From Comoros, Machehi Ahamada and partner Qiydaar Lindsay, who is British born of Jamaican parents.
Qiydaar: I met Machehi, or Machehi met me, twenty years ago whilst she was en route to Paris. I was working part-time on the market stalls in London and Machehi passed by wanting to buy some body oils, so we spoke and exchanged numbers, and from that point onwards we’ve been together.”
Born in France to parents from the Comoro Islands, Machehi Ahamada first came to the UK in 1995 to study and work.
Machehi: When I finished high school, it was difficult to go back into the system as I was travelling around Europe and going back and forth. I think I like the system better for studying and working in the UK. In France, the system is a bit too rigid.
After studying psychology and languages, Machehi worked for a few years and is now back to studying.
Machehi: I tried to stay in Paris, but after a while I missed it here; I missed the way of life.
With many of her family still in Comoros, she misses it there too, sometimes. The last trip Machehi took to Comoros was two years ago, and while she would like to visit soon, travel is not cheap. “I need to save for two years before I can go back,” she says.
Machehi is not completely cut off from her family, though, as she has one cousin in London, as well as a cousin in Luton. In fact, she has family spread all throughout Europe including France, Sweden and Barcelona.

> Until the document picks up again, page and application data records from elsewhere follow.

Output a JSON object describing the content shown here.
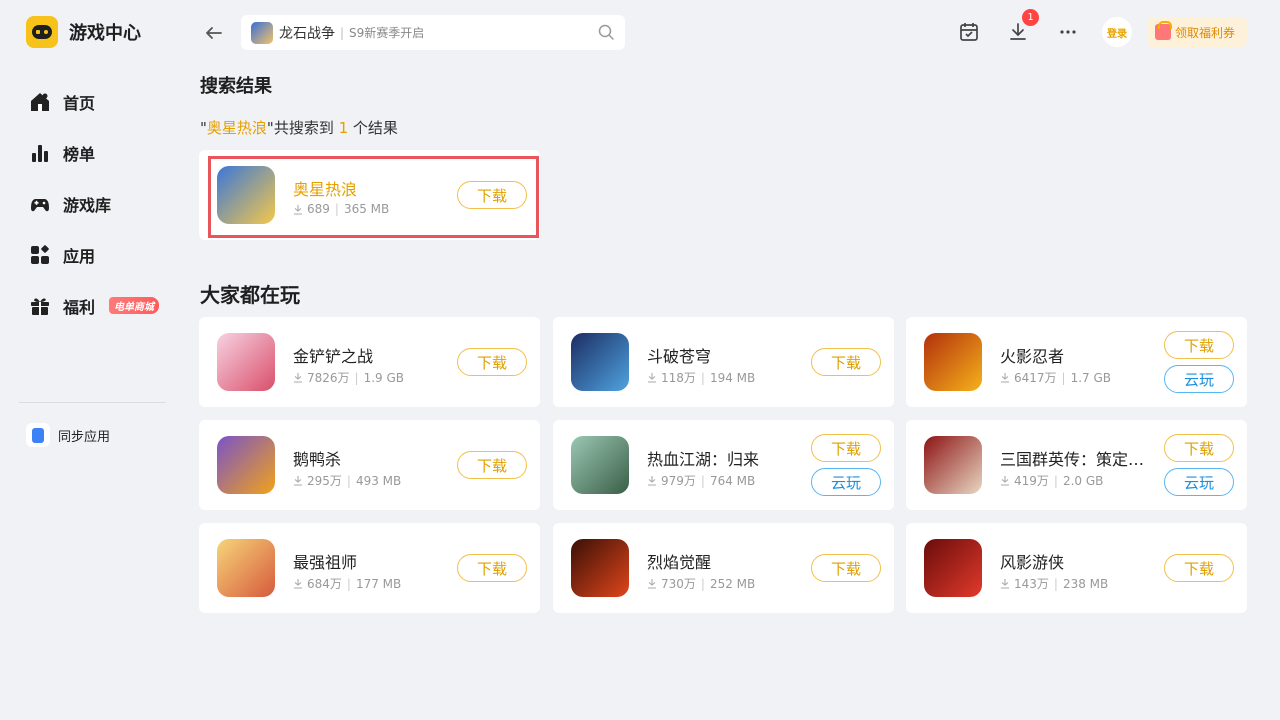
{
  "app": {
    "title": "游戏中心"
  },
  "sidebar": {
    "items": [
      {
        "label": "首页",
        "icon": "home-icon"
      },
      {
        "label": "榜单",
        "icon": "rank-icon"
      },
      {
        "label": "游戏库",
        "icon": "gamepad-icon"
      },
      {
        "label": "应用",
        "icon": "apps-icon"
      },
      {
        "label": "福利",
        "icon": "gift-icon",
        "badge": "电单商城"
      }
    ],
    "sync_label": "同步应用"
  },
  "topbar": {
    "search_game": "龙石战争",
    "search_sub": "S9新赛季开启",
    "download_count": "1",
    "login_label": "登录",
    "coupon_label": "领取福利券"
  },
  "search_section": {
    "title": "搜索结果",
    "quote_open": "\"",
    "keyword": "奥星热浪",
    "quote_close": "\"",
    "text_before_count": "共搜索到 ",
    "count": "1",
    "text_after_count": " 个结果",
    "result": {
      "name": "奥星热浪",
      "downloads": "689",
      "size": "365 MB",
      "btn": "下载",
      "colors": [
        "#3b77d8",
        "#f4c84a"
      ]
    }
  },
  "play_section": {
    "title": "大家都在玩",
    "games": [
      {
        "name": "金铲铲之战",
        "downloads": "7826万",
        "size": "1.9 GB",
        "download_btn": "下载",
        "cloud_btn": "",
        "colors": [
          "#f7d2e2",
          "#d94f6a"
        ]
      },
      {
        "name": "斗破苍穹",
        "downloads": "118万",
        "size": "194 MB",
        "download_btn": "下载",
        "cloud_btn": "",
        "colors": [
          "#1c2d63",
          "#4fa3e0"
        ]
      },
      {
        "name": "火影忍者",
        "downloads": "6417万",
        "size": "1.7 GB",
        "download_btn": "下载",
        "cloud_btn": "云玩",
        "colors": [
          "#b3300d",
          "#f5b21b"
        ]
      },
      {
        "name": "鹅鸭杀",
        "downloads": "295万",
        "size": "493 MB",
        "download_btn": "下载",
        "cloud_btn": "",
        "colors": [
          "#7a53c8",
          "#f1a21a"
        ]
      },
      {
        "name": "热血江湖：归来",
        "downloads": "979万",
        "size": "764 MB",
        "download_btn": "下载",
        "cloud_btn": "云玩",
        "colors": [
          "#9bc7b3",
          "#3a5e47"
        ]
      },
      {
        "name": "三国群英传：策定九州",
        "downloads": "419万",
        "size": "2.0 GB",
        "download_btn": "下载",
        "cloud_btn": "云玩",
        "colors": [
          "#8c1414",
          "#e9d7c3"
        ]
      },
      {
        "name": "最强祖师",
        "downloads": "684万",
        "size": "177 MB",
        "download_btn": "下载",
        "cloud_btn": "",
        "colors": [
          "#f6d57a",
          "#d75a3c"
        ]
      },
      {
        "name": "烈焰觉醒",
        "downloads": "730万",
        "size": "252 MB",
        "download_btn": "下载",
        "cloud_btn": "",
        "colors": [
          "#3a1006",
          "#e0461b"
        ]
      },
      {
        "name": "风影游侠",
        "downloads": "143万",
        "size": "238 MB",
        "download_btn": "下载",
        "cloud_btn": "",
        "colors": [
          "#6a0c0c",
          "#e23a2a"
        ]
      }
    ]
  }
}
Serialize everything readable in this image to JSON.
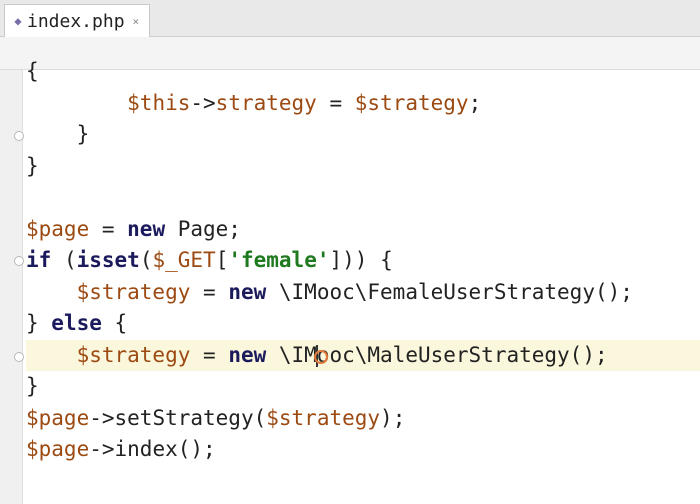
{
  "tab": {
    "title": "index.php",
    "close": "×",
    "icon": "php-file-icon"
  },
  "code": [
    [
      {
        "t": "{",
        "c": "plain"
      }
    ],
    [
      {
        "t": "        ",
        "c": "plain"
      },
      {
        "t": "$this",
        "c": "var"
      },
      {
        "t": "->",
        "c": "plain"
      },
      {
        "t": "strategy",
        "c": "var"
      },
      {
        "t": " = ",
        "c": "plain"
      },
      {
        "t": "$strategy",
        "c": "var"
      },
      {
        "t": ";",
        "c": "plain"
      }
    ],
    [
      {
        "t": "    }",
        "c": "plain"
      }
    ],
    [
      {
        "t": "}",
        "c": "plain"
      }
    ],
    [
      {
        "t": "",
        "c": "plain"
      }
    ],
    [
      {
        "t": "$page",
        "c": "var"
      },
      {
        "t": " = ",
        "c": "plain"
      },
      {
        "t": "new",
        "c": "kw"
      },
      {
        "t": " Page;",
        "c": "plain"
      }
    ],
    [
      {
        "t": "if",
        "c": "kw"
      },
      {
        "t": " (",
        "c": "plain"
      },
      {
        "t": "isset",
        "c": "kw"
      },
      {
        "t": "(",
        "c": "plain"
      },
      {
        "t": "$_GET",
        "c": "var"
      },
      {
        "t": "[",
        "c": "plain"
      },
      {
        "t": "'female'",
        "c": "str"
      },
      {
        "t": "])) {",
        "c": "plain"
      }
    ],
    [
      {
        "t": "    ",
        "c": "plain"
      },
      {
        "t": "$strategy",
        "c": "var"
      },
      {
        "t": " = ",
        "c": "plain"
      },
      {
        "t": "new",
        "c": "kw"
      },
      {
        "t": " \\IMooc\\FemaleUserStrategy();",
        "c": "plain"
      }
    ],
    [
      {
        "t": "} ",
        "c": "plain"
      },
      {
        "t": "else",
        "c": "kw"
      },
      {
        "t": " {",
        "c": "plain"
      }
    ],
    [
      {
        "t": "    ",
        "c": "plain"
      },
      {
        "t": "$strategy",
        "c": "var"
      },
      {
        "t": " = ",
        "c": "plain"
      },
      {
        "t": "new",
        "c": "kw"
      },
      {
        "t": " \\IMooc\\MaleUserStrategy();",
        "c": "plain"
      }
    ],
    [
      {
        "t": "}",
        "c": "plain"
      }
    ],
    [
      {
        "t": "$page",
        "c": "var"
      },
      {
        "t": "->",
        "c": "plain"
      },
      {
        "t": "setStrategy",
        "c": "plain"
      },
      {
        "t": "(",
        "c": "plain"
      },
      {
        "t": "$strategy",
        "c": "var"
      },
      {
        "t": ");",
        "c": "plain"
      }
    ],
    [
      {
        "t": "$page",
        "c": "var"
      },
      {
        "t": "->",
        "c": "plain"
      },
      {
        "t": "index",
        "c": "plain"
      },
      {
        "t": "();",
        "c": "plain"
      }
    ]
  ],
  "current_line": 9,
  "caret_column": 23,
  "colors": {
    "keyword": "#1b1a5c",
    "variable": "#9c4a12",
    "string": "#1f7a1f",
    "current_line": "#fbf7dc"
  }
}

Qiydaar was born in London from Jamaican parentage. “I’m one of the first children of the Windrush generation in the early 60s,” he says, referring to those who emigrated from the Caribbean to the UK during 1948 and 1971.
While he still works the market stalls on the weekends, Qiydaar works for immigration in the detention centres in Heathrow, but says his passion is martial arts and body training.

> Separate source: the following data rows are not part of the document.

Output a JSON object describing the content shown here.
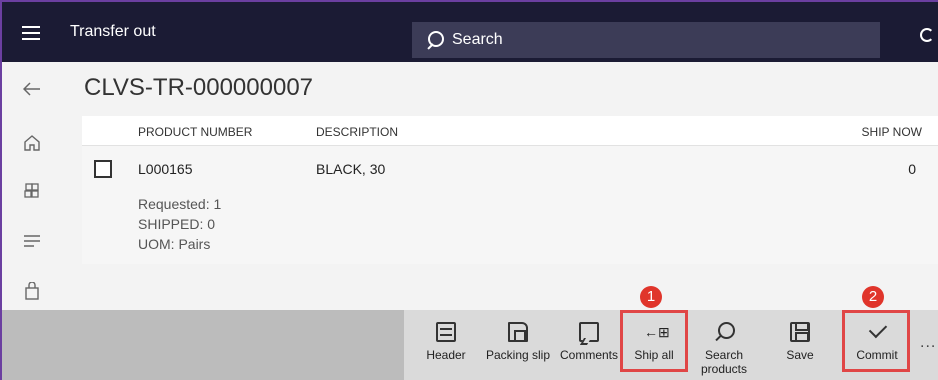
{
  "app": {
    "title": "Transfer out"
  },
  "search": {
    "placeholder": "Search"
  },
  "page": {
    "title": "CLVS-TR-000000007"
  },
  "grid": {
    "columns": [
      "PRODUCT NUMBER",
      "DESCRIPTION",
      "SHIP NOW"
    ],
    "rows": [
      {
        "product_number": "L000165",
        "description": "BLACK, 30",
        "ship_now": "0",
        "requested": "Requested: 1",
        "shipped": "SHIPPED: 0",
        "uom": "UOM: Pairs"
      }
    ]
  },
  "rail": {
    "count": "0"
  },
  "actions": {
    "header": "Header",
    "packing_slip": "Packing slip",
    "comments": "Comments",
    "ship_all": "Ship all",
    "search_products": "Search products",
    "save": "Save",
    "commit": "Commit",
    "more": "..."
  },
  "badges": [
    "1",
    "2"
  ],
  "colors": {
    "topbar": "#1b1b34",
    "search": "#3c3c57",
    "highlight": "#e04646",
    "badge": "#e0352b"
  },
  "icons": [
    "hamburger-icon",
    "search-icon",
    "refresh-icon",
    "back-arrow-icon",
    "home-icon",
    "modules-icon",
    "list-icon",
    "shopping-bag-icon",
    "header-icon",
    "packing-slip-icon",
    "comments-icon",
    "ship-all-icon",
    "search-products-icon",
    "save-icon",
    "commit-check-icon"
  ]
}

In response to the deportation threats made to the children of Commonwealth citizens – who, despite living and working in the UK for most of their lives, have been told they are living in the UK illegally due to a lack of official paperwork – Qiydaar says: “I don’t exactly know how it’s going to affect people. Back then, people didn’t need to sign certain papers but now, if you don’t have these documents, you might lose your right to remain in the UK.”
Qiydaar: My parents have been here for 50 odd years. I was brought up and raised in England, so the new laws shouldn’t affect me, but there are people who came as children or adults, and created an entire life here – had kids, grandchildren, great grandchildren, etc. They worked, saved, retired – and now they’re trying to debunk the law. It just shows how fickle society is. Today you’re okay; tomorrow they just change the law on a whim and all of a sudden, you’re hunted.